Source material Start Marker
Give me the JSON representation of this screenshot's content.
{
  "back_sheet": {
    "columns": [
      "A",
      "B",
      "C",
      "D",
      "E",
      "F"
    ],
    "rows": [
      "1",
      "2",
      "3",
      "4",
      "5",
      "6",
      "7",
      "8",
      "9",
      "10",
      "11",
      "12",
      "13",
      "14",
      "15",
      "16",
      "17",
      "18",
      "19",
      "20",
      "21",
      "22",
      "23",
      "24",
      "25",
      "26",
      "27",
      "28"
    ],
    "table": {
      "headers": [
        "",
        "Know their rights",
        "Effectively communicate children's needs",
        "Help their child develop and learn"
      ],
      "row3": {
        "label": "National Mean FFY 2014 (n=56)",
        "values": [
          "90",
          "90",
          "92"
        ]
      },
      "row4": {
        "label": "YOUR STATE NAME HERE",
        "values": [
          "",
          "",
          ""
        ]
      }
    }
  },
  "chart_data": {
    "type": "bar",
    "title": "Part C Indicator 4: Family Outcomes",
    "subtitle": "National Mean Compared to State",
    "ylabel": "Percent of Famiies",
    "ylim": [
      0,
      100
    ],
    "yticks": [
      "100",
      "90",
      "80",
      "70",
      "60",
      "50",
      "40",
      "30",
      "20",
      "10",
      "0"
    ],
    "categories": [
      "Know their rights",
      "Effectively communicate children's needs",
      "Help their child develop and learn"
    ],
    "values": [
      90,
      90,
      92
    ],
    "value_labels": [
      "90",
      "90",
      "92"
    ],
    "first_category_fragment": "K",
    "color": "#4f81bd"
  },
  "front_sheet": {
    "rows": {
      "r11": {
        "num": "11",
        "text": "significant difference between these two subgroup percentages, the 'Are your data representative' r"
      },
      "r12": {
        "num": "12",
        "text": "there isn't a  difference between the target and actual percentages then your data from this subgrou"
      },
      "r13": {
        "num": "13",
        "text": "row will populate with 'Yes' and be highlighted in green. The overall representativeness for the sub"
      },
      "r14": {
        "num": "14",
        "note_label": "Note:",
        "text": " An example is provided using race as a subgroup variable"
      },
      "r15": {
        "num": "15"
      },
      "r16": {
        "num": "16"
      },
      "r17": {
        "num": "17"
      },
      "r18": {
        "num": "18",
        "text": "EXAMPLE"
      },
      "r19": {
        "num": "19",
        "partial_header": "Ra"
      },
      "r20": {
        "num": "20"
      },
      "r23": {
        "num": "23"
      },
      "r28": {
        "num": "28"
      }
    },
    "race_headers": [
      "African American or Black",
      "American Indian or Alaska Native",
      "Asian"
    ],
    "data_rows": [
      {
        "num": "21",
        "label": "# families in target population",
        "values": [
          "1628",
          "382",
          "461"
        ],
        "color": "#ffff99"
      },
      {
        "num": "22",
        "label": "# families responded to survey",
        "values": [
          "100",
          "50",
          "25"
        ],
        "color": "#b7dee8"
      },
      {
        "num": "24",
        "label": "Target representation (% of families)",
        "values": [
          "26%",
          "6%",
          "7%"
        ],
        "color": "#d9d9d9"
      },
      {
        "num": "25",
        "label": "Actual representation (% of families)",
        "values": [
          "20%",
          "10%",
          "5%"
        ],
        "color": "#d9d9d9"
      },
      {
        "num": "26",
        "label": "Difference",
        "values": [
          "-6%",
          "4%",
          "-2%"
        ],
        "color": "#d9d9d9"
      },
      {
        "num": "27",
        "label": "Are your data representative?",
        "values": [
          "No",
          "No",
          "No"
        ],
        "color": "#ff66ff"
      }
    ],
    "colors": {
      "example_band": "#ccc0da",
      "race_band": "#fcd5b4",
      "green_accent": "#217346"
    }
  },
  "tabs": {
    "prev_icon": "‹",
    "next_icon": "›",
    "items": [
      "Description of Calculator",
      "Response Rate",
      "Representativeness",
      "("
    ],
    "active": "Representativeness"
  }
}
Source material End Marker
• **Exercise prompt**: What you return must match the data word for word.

• **Task output**:
Give me the JSON representation of this screenshot's content.
{
  "back_sheet": {
    "columns": [
      "A",
      "B",
      "C",
      "D",
      "E",
      "F"
    ],
    "rows": [
      "1",
      "2",
      "3",
      "4",
      "5",
      "6",
      "7",
      "8",
      "9",
      "10",
      "11",
      "12",
      "13",
      "14",
      "15",
      "16",
      "17",
      "18",
      "19",
      "20",
      "21",
      "22",
      "23",
      "24",
      "25",
      "26",
      "27",
      "28"
    ],
    "table": {
      "headers": [
        "",
        "Know their rights",
        "Effectively communicate children's needs",
        "Help their child develop and learn"
      ],
      "row3": {
        "label": "National Mean FFY 2014 (n=56)",
        "values": [
          "90",
          "90",
          "92"
        ]
      },
      "row4": {
        "label": "YOUR STATE NAME HERE",
        "values": [
          "",
          "",
          ""
        ]
      }
    }
  },
  "chart_data": {
    "type": "bar",
    "title": "Part C Indicator 4: Family Outcomes",
    "subtitle": "National Mean Compared to State",
    "ylabel": "Percent of Famiies",
    "ylim": [
      0,
      100
    ],
    "yticks": [
      "100",
      "90",
      "80",
      "70",
      "60",
      "50",
      "40",
      "30",
      "20",
      "10",
      "0"
    ],
    "categories": [
      "Know their rights",
      "Effectively communicate children's needs",
      "Help their child develop and learn"
    ],
    "values": [
      90,
      90,
      92
    ],
    "value_labels": [
      "90",
      "90",
      "92"
    ],
    "first_category_fragment": "K",
    "color": "#4f81bd"
  },
  "front_sheet": {
    "rows": {
      "r11": {
        "num": "11",
        "text": "significant difference between these two subgroup percentages, the 'Are your data representative' r"
      },
      "r12": {
        "num": "12",
        "text": "there isn't a  difference between the target and actual percentages then your data from this subgrou"
      },
      "r13": {
        "num": "13",
        "text": "row will populate with 'Yes' and be highlighted in green. The overall representativeness for the sub"
      },
      "r14": {
        "num": "14",
        "note_label": "Note:",
        "text": " An example is provided using race as a subgroup variable"
      },
      "r15": {
        "num": "15"
      },
      "r16": {
        "num": "16"
      },
      "r17": {
        "num": "17"
      },
      "r18": {
        "num": "18",
        "text": "EXAMPLE"
      },
      "r19": {
        "num": "19",
        "partial_header": "Ra"
      },
      "r20": {
        "num": "20"
      },
      "r23": {
        "num": "23"
      },
      "r28": {
        "num": "28"
      }
    },
    "race_headers": [
      "African American or Black",
      "American Indian or Alaska Native",
      "Asian"
    ],
    "data_rows": [
      {
        "num": "21",
        "label": "# families in target population",
        "values": [
          "1628",
          "382",
          "461"
        ],
        "color": "#ffff99"
      },
      {
        "num": "22",
        "label": "# families responded to survey",
        "values": [
          "100",
          "50",
          "25"
        ],
        "color": "#b7dee8"
      },
      {
        "num": "24",
        "label": "Target representation (% of families)",
        "values": [
          "26%",
          "6%",
          "7%"
        ],
        "color": "#d9d9d9"
      },
      {
        "num": "25",
        "label": "Actual representation (% of families)",
        "values": [
          "20%",
          "10%",
          "5%"
        ],
        "color": "#d9d9d9"
      },
      {
        "num": "26",
        "label": "Difference",
        "values": [
          "-6%",
          "4%",
          "-2%"
        ],
        "color": "#d9d9d9"
      },
      {
        "num": "27",
        "label": "Are your data representative?",
        "values": [
          "No",
          "No",
          "No"
        ],
        "color": "#ff66ff"
      }
    ],
    "colors": {
      "example_band": "#ccc0da",
      "race_band": "#fcd5b4",
      "green_accent": "#217346"
    }
  },
  "tabs": {
    "prev_icon": "‹",
    "next_icon": "›",
    "items": [
      "Description of Calculator",
      "Response Rate",
      "Representativeness",
      "("
    ],
    "active": "Representativeness"
  }
}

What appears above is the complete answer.